Today is Wednesday but the way it started this morning I could swear it is Monday. . .
Forty West comes to dog camp three days a week for day care. His best buddies are Mikke & Bear, the two sheep dogs that are regulars at TBTB. When Forty is dropped off at 7:30 AM, the three of them always go out for a morning run to burn some energy before breakfast.
It’s still a bit dark out at 7:45 AM so I venture out onto the deck to get their attention by reminding them it is time to eat. Still, neither dog budges an inch; they just sit there like stone. Bear was actually standing like a statute facing north and Forty was sitting very close to the right side of his face just looking up at him. What the hell? “Come on guys, let’s go.” Nothing. And then it dawns on me, “are you stuck?” I ask – although I can’t imagine HOW. Wearing only my PJ’s I hop over the railing in my sock feet to investigate. What I find gets my adrenalin pumping more than any caffeine in a double espresso.
Forty West has somehow gotten his entire bottom jaw underneath Bear’s collar and is stuck there with his mouth open. He can do nothing but stare at the side of Bear’s face. Of course the collar is so tight that Bear is gasping for air. Whenever Bear moves even a smidgen, it is excruciating pain for Forty. Being such a good buddy, he stays frozen to the spot, panting. I try prying Forty’s jaw loose but that is not possible because the collar is way too tight.
The mind creates incredible scenarios while in the fear mode. Should I scream for help and hope my neighbor hears me? Should I get some scissors and cut the cloth collar – but how would I get the blade under the collar without hurting Bear? Plus, I don’t dare leave their side. All the while I am frantically looking for the clasp, which isn’t easy in the mass of sheep dog hair.
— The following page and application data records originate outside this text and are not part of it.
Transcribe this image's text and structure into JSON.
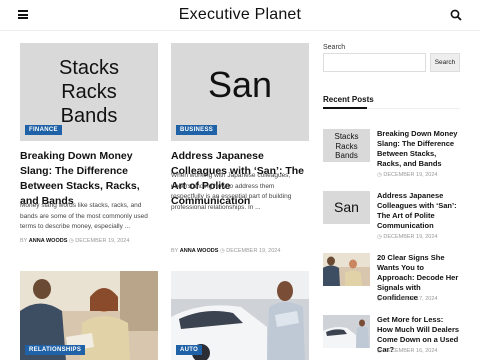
{
  "header": {
    "site_title": "Executive Planet"
  },
  "posts": [
    {
      "thumb_lines": [
        "Stacks",
        "Racks",
        "Bands"
      ],
      "category": "FINANCE",
      "title": "Breaking Down Money Slang: The Difference Between Stacks, Racks, and Bands",
      "excerpt": "Money slang words like stacks, racks, and bands are some of the most commonly used terms to describe money, especially ...",
      "by": "BY",
      "author": "ANNA WOODS",
      "date": "DECEMBER 19, 2024"
    },
    {
      "thumb_lines": [
        "San"
      ],
      "category": "BUSINESS",
      "title": "Address Japanese Colleagues with ‘San’: The Art of Polite Communication",
      "excerpt": "When working with Japanese colleagues, understanding how to address them respectfully is an essential part of building professional relationships.  In ...",
      "by": "BY",
      "author": "ANNA WOODS",
      "date": "DECEMBER 19, 2024"
    },
    {
      "category": "RELATIONSHIPS",
      "image": "cafe-people-photo"
    },
    {
      "category": "AUTO",
      "image": "car-dealership-photo"
    }
  ],
  "sidebar": {
    "search_label": "Search",
    "search_placeholder": "",
    "search_button": "Search",
    "recent_heading": "Recent Posts",
    "recent": [
      {
        "thumb_lines": [
          "Stacks",
          "Racks",
          "Bands"
        ],
        "title": "Breaking Down Money Slang: The Difference Between Stacks, Racks, and Bands",
        "date": "DECEMBER 19, 2024"
      },
      {
        "thumb_lines": [
          "San"
        ],
        "title": "Address Japanese Colleagues with ‘San’: The Art of Polite Communication",
        "date": "DECEMBER 19, 2024"
      },
      {
        "image": "cafe-people-photo",
        "title": "20 Clear Signs She Wants You to Approach: Decode Her Signals with Confidence",
        "date": "DECEMBER 17, 2024"
      },
      {
        "image": "car-dealership-photo",
        "title": "Get More for Less: How Much Will Dealers Come Down on a Used Car?",
        "date": "DECEMBER 16, 2024"
      }
    ]
  }
}
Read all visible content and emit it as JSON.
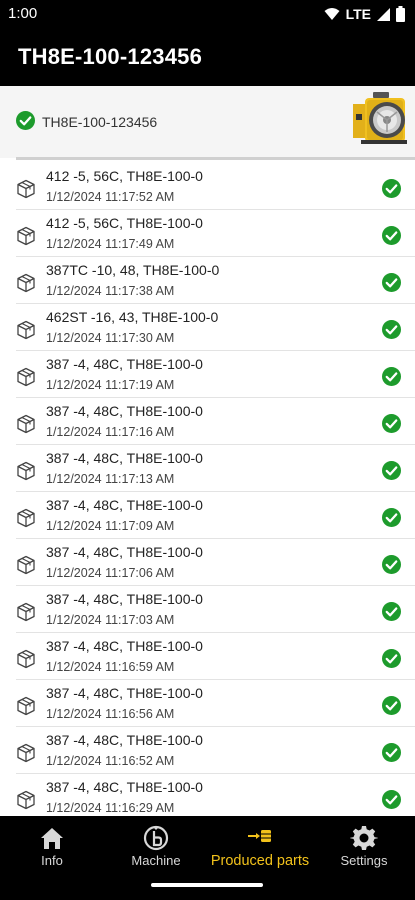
{
  "status_bar": {
    "time": "1:00",
    "network": "LTE"
  },
  "app_bar": {
    "title": "TH8E-100-123456"
  },
  "device": {
    "name": "TH8E-100-123456",
    "connected": true
  },
  "colors": {
    "accent": "#f2c21b",
    "success": "#1d9b2c",
    "background": "#ffffff",
    "bar": "#000000"
  },
  "parts": [
    {
      "title": "412 -5, 56C, TH8E-100-0",
      "time": "1/12/2024 11:17:52 AM"
    },
    {
      "title": "412 -5, 56C, TH8E-100-0",
      "time": "1/12/2024 11:17:49 AM"
    },
    {
      "title": "387TC -10, 48, TH8E-100-0",
      "time": "1/12/2024 11:17:38 AM"
    },
    {
      "title": "462ST -16, 43, TH8E-100-0",
      "time": "1/12/2024 11:17:30 AM"
    },
    {
      "title": "387 -4, 48C, TH8E-100-0",
      "time": "1/12/2024 11:17:19 AM"
    },
    {
      "title": "387 -4, 48C, TH8E-100-0",
      "time": "1/12/2024 11:17:16 AM"
    },
    {
      "title": "387 -4, 48C, TH8E-100-0",
      "time": "1/12/2024 11:17:13 AM"
    },
    {
      "title": "387 -4, 48C, TH8E-100-0",
      "time": "1/12/2024 11:17:09 AM"
    },
    {
      "title": "387 -4, 48C, TH8E-100-0",
      "time": "1/12/2024 11:17:06 AM"
    },
    {
      "title": "387 -4, 48C, TH8E-100-0",
      "time": "1/12/2024 11:17:03 AM"
    },
    {
      "title": "387 -4, 48C, TH8E-100-0",
      "time": "1/12/2024 11:16:59 AM"
    },
    {
      "title": "387 -4, 48C, TH8E-100-0",
      "time": "1/12/2024 11:16:56 AM"
    },
    {
      "title": "387 -4, 48C, TH8E-100-0",
      "time": "1/12/2024 11:16:52 AM"
    },
    {
      "title": "387 -4, 48C, TH8E-100-0",
      "time": "1/12/2024 11:16:29 AM"
    }
  ],
  "nav": {
    "info": "Info",
    "machine": "Machine",
    "produced_parts": "Produced parts",
    "settings": "Settings",
    "active": "produced_parts"
  }
}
I’m wondering if it’s possible to make the collar just a bit tighter in order to open the buckle when I find it? Finally my fingers feel the buckle and I separate the long hair and find to my surprise, a snap collar! (thank God) In one quick movement I press the release button and the collar falls to the ground along with Forty’s jaw. OMG, relief spreads throughout my body as I begin to realize my feet at this point are frozen. Funny, I didn’t even remember that I only had my socks on until now.
The dogs are reluctant to move at first – they both look at me as if to say, “what the hell was that all about?” Neither one of them has any obvious injuries. I pry Forty’s mouth open to be sure he still has all his teeth and he does, plus there is no blood. That’s a good sign. I then look at Bear’s neck and inside his mouth. All clear, they are both okay just a little stunned. I hug them and race back inside the house past the crowd of fifteen dogs waiting at the door, cheering us on. Forty ran straight to his crate looking for breakfast with Bear close behind.
As quickly as it happened, it is over. Dogs truly live in the moment, and at this particular moment it is time to eat! The drama that just happened is already forgotten – at least for them. I still get weak in the knees just thinking about it! Shortly after breakfast they were back wrestling and rolling around like always. And me? Well it’s finally time for my first cup of coffee and a breather. Just when I begin to think my life as a dogsitter is predictable something happens to change that thought. There is never a dull moment at TBTB Dog Camp.